She joined the University of Colorado at Boulder’s Theatre and Dance department in 2012 as the first Assistant Professor of tribal fusion dance globally. Donna continued her research on Digital Diasporas by producing the first academic Viral Dance Colloquium in 2014 (CU Boulder) and is currently working on several writing projects.
She was the 2013 keynote speaker for Syracuse University’s Symposium on Public Diplomacy and was selected by USA Today as a prominent artist in their review of new images of Black Women in contemporary media (February 2015). Donna was the choreographer and solo dancer featured in the 2015 NYC off-Broadway production of 11 Reflections on September, and performed the show at the venerable LaMama Theatre (three-week run), The Apollo Theater, and The Kennedy Center in Washington D.C. Donna joined the research and development team of Kenji Williams’ Bella Gaia/Origin Stories/BEE project in 2016, and is helping to imagine, develop and deploy new perceptualization tools, platforms, research communication methods, social environments, performance venues, and pedagogical and ethical domains in service of a viable future (http://www.bellagaia.com/).

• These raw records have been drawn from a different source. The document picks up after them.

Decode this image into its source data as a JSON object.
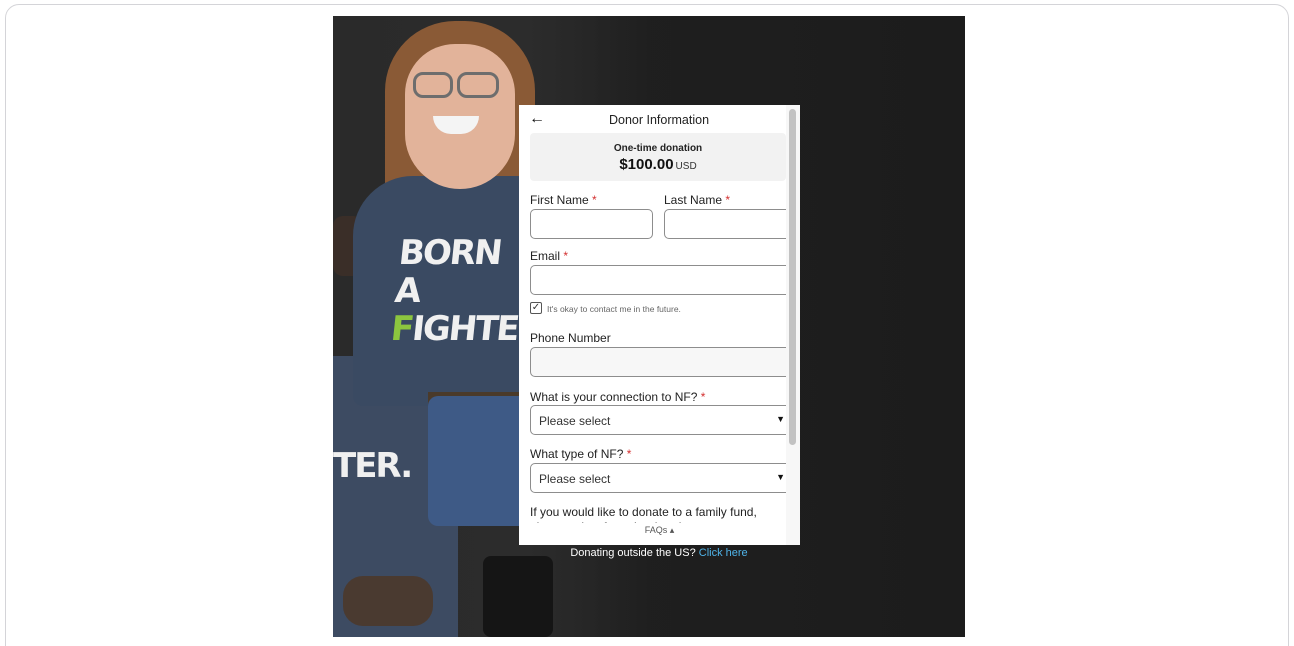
{
  "panel": {
    "title": "Donor Information",
    "back_icon": "back-arrow-icon",
    "summary": {
      "label": "One-time donation",
      "amount": "$100.00",
      "currency": "USD"
    },
    "first_name": {
      "label": "First Name",
      "required": "*",
      "value": ""
    },
    "last_name": {
      "label": "Last Name",
      "required": "*",
      "value": ""
    },
    "email": {
      "label": "Email",
      "required": "*",
      "value": ""
    },
    "contact_optin": {
      "label": "It's okay to contact me in the future.",
      "checked": true,
      "mark": "✓"
    },
    "phone": {
      "label": "Phone Number",
      "value": ""
    },
    "connection": {
      "label": "What is your connection to NF?",
      "required": "*",
      "selected": "Please select"
    },
    "nf_type": {
      "label": "What type of NF?",
      "required": "*",
      "selected": "Please select"
    },
    "family_fund_text": "If you would like to donate to a family fund, please select from the dropdown",
    "faq_label": "FAQs ▴"
  },
  "below": {
    "text": "Donating outside the US?",
    "link": "Click here"
  },
  "hero_shirt": {
    "line1_a": "BORN",
    "line2_a": "A ",
    "line2_g": "F",
    "line2_b": "IGHTER.",
    "person2": "TER."
  },
  "colors": {
    "accent_link": "#4fb3e8",
    "required": "#d32f2f",
    "hero_bg": "#1f1f1f"
  }
}
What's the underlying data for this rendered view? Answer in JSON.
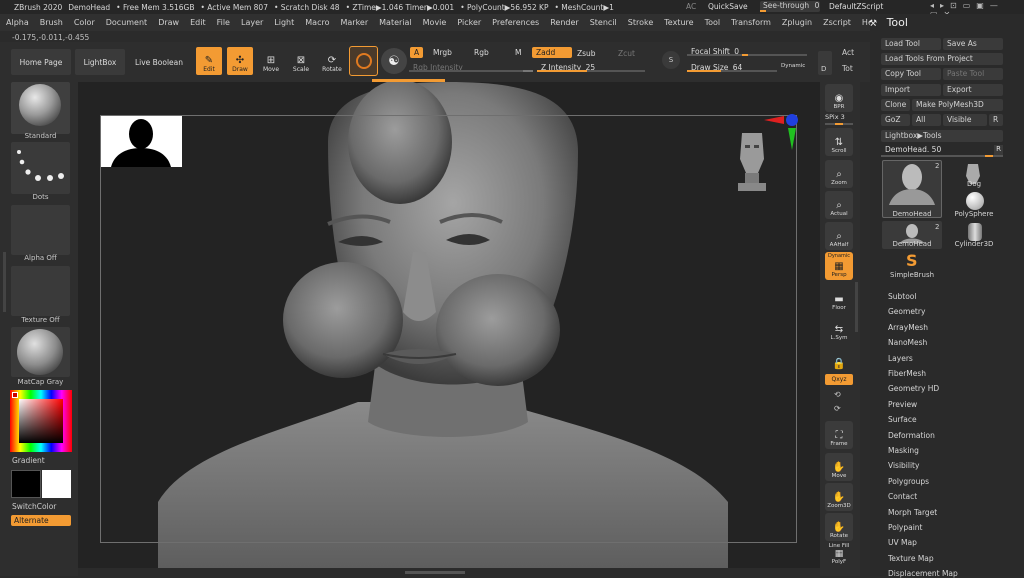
{
  "titlebar": {
    "app": "ZBrush 2020",
    "doc": "DemoHead",
    "free_mem": "• Free Mem 3.516GB",
    "active_mem": "• Active Mem 807",
    "scratch": "• Scratch Disk 48",
    "ztime": "• ZTime▶1.046 Timer▶0.001",
    "polycount": "• PolyCount▶56.952 KP",
    "meshcount": "• MeshCount▶1",
    "ac": "AC",
    "quicksave": "QuickSave",
    "seethrough": "See-through",
    "seethrough_value": "0",
    "script": "DefaultZScript"
  },
  "menus": [
    "Alpha",
    "Brush",
    "Color",
    "Document",
    "Draw",
    "Edit",
    "File",
    "Layer",
    "Light",
    "Macro",
    "Marker",
    "Material",
    "Movie",
    "Picker",
    "Preferences",
    "Render",
    "Stencil",
    "Stroke",
    "Texture",
    "Tool",
    "Transform",
    "Zplugin",
    "Zscript",
    "Help"
  ],
  "coords": "-0.175,-0.011,-0.455",
  "shelf": {
    "home": "Home Page",
    "lightbox": "LightBox",
    "liveboolean": "Live Boolean",
    "edit": "Edit",
    "draw": "Draw",
    "move": "Move",
    "scale": "Scale",
    "rotate": "Rotate",
    "a": "A",
    "mrgb": "Mrgb",
    "rgb": "Rgb",
    "m": "M",
    "zadd": "Zadd",
    "zsub": "Zsub",
    "zcut": "Zcut",
    "rgb_intensity": "Rgb Intensity",
    "z_intensity_label": "Z Intensity",
    "z_intensity_value": "25",
    "focal_label": "Focal Shift",
    "focal_value": "0",
    "drawsize_label": "Draw Size",
    "drawsize_value": "64",
    "dynamic": "Dynamic",
    "act": "Act",
    "tot": "Tot",
    "s": "S",
    "d": "D"
  },
  "lefttray": {
    "standard": "Standard",
    "dots": "Dots",
    "alpha_off": "Alpha Off",
    "texture_off": "Texture Off",
    "matcap": "MatCap Gray",
    "gradient": "Gradient",
    "switchcolor": "SwitchColor",
    "alternate": "Alternate"
  },
  "rightshelf": {
    "bpr": "BPR",
    "spix_label": "SPix",
    "spix_value": "3",
    "scroll": "Scroll",
    "zoom": "Zoom",
    "actual": "Actual",
    "aahalf": "AAHalf",
    "persp": "Persp",
    "dynamic": "Dynamic",
    "floor": "Floor",
    "lsym": "L.Sym",
    "xyz": "Qxyz",
    "frame": "Frame",
    "move": "Move",
    "zoom3d": "Zoom3D",
    "rotate": "Rotate",
    "linefill": "Line Fill",
    "polyf": "PolyF"
  },
  "tool": {
    "title": "Tool",
    "load_tool": "Load Tool",
    "save_as": "Save As",
    "load_from_project": "Load Tools From Project",
    "copy_tool": "Copy Tool",
    "paste_tool": "Paste Tool",
    "import": "Import",
    "export": "Export",
    "clone": "Clone",
    "make_polymesh": "Make PolyMesh3D",
    "goz": "GoZ",
    "all": "All",
    "visible": "Visible",
    "r": "R",
    "lightbox_tools": "Lightbox▶Tools",
    "demohead_slider_label": "DemoHead.",
    "demohead_slider_value": "50",
    "thumbs": {
      "demohead1": "DemoHead",
      "dog": "Dog",
      "polysphere": "PolySphere",
      "demohead2": "DemoHead",
      "cylinder": "Cylinder3D",
      "simplebrush": "SimpleBrush",
      "count1": "2",
      "count2": "2"
    },
    "sections": [
      "Subtool",
      "Geometry",
      "ArrayMesh",
      "NanoMesh",
      "Layers",
      "FiberMesh",
      "Geometry HD",
      "Preview",
      "Surface",
      "Deformation",
      "Masking",
      "Visibility",
      "Polygroups",
      "Contact",
      "Morph Target",
      "Polypaint",
      "UV Map",
      "Texture Map",
      "Displacement Map"
    ]
  },
  "colors": {
    "accent": "#f39b33",
    "bg": "#2b2b2b",
    "canvas": "#232323"
  }
}
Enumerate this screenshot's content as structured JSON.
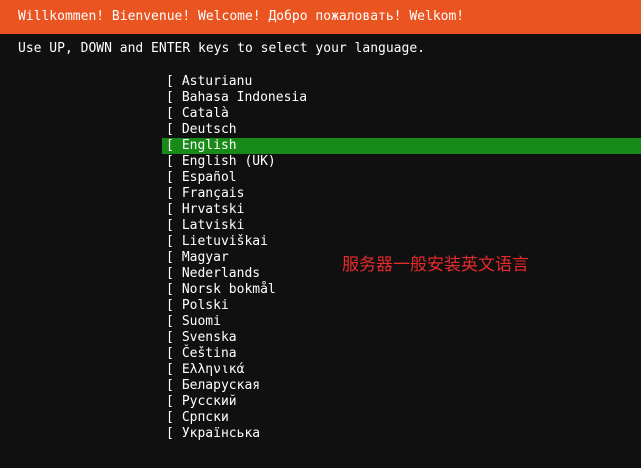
{
  "header": {
    "title": "Willkommen! Bienvenue! Welcome! Добро пожаловать! Welkom!",
    "background": "#e95420"
  },
  "instruction": "Use UP, DOWN and ENTER keys to select your language.",
  "list_marker": "[",
  "selected_color": "#178a17",
  "languages": [
    {
      "label": "Asturianu",
      "selected": false
    },
    {
      "label": "Bahasa Indonesia",
      "selected": false
    },
    {
      "label": "Català",
      "selected": false
    },
    {
      "label": "Deutsch",
      "selected": false
    },
    {
      "label": "English",
      "selected": true
    },
    {
      "label": "English (UK)",
      "selected": false
    },
    {
      "label": "Español",
      "selected": false
    },
    {
      "label": "Français",
      "selected": false
    },
    {
      "label": "Hrvatski",
      "selected": false
    },
    {
      "label": "Latviski",
      "selected": false
    },
    {
      "label": "Lietuviškai",
      "selected": false
    },
    {
      "label": "Magyar",
      "selected": false
    },
    {
      "label": "Nederlands",
      "selected": false
    },
    {
      "label": "Norsk bokmål",
      "selected": false
    },
    {
      "label": "Polski",
      "selected": false
    },
    {
      "label": "Suomi",
      "selected": false
    },
    {
      "label": "Svenska",
      "selected": false
    },
    {
      "label": "Čeština",
      "selected": false
    },
    {
      "label": "Ελληνικά",
      "selected": false
    },
    {
      "label": "Беларуская",
      "selected": false
    },
    {
      "label": "Русский",
      "selected": false
    },
    {
      "label": "Српски",
      "selected": false
    },
    {
      "label": "Українська",
      "selected": false
    }
  ],
  "annotation": {
    "text": "服务器一般安装英文语言",
    "color": "#e62a2a"
  }
}
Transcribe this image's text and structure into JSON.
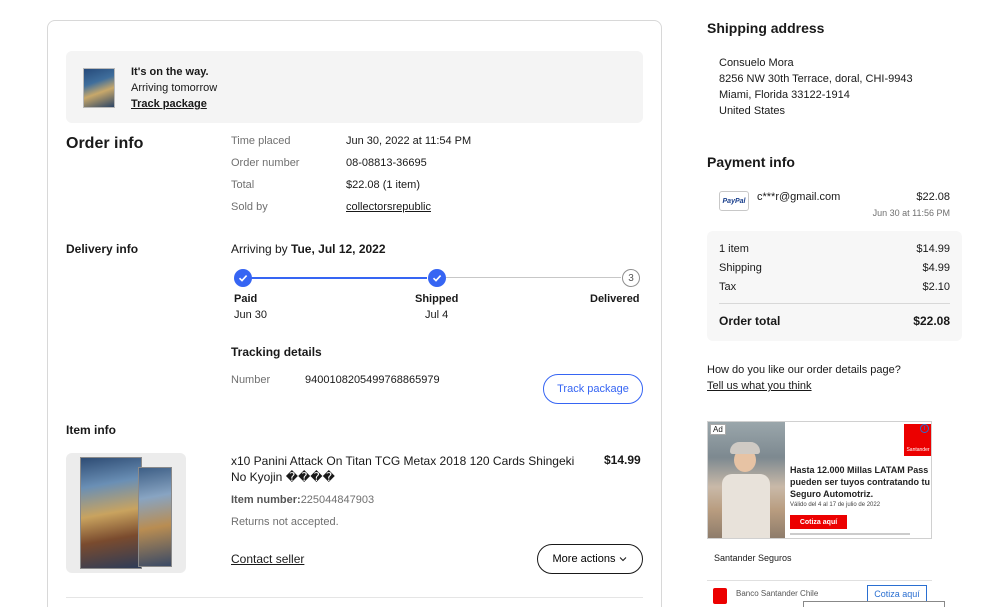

She balances her time teaching and touring internationally to teach, lecture, and perform for private sponsors, festivals, and community organizations. (http://donnainthedance.wordpress.com/)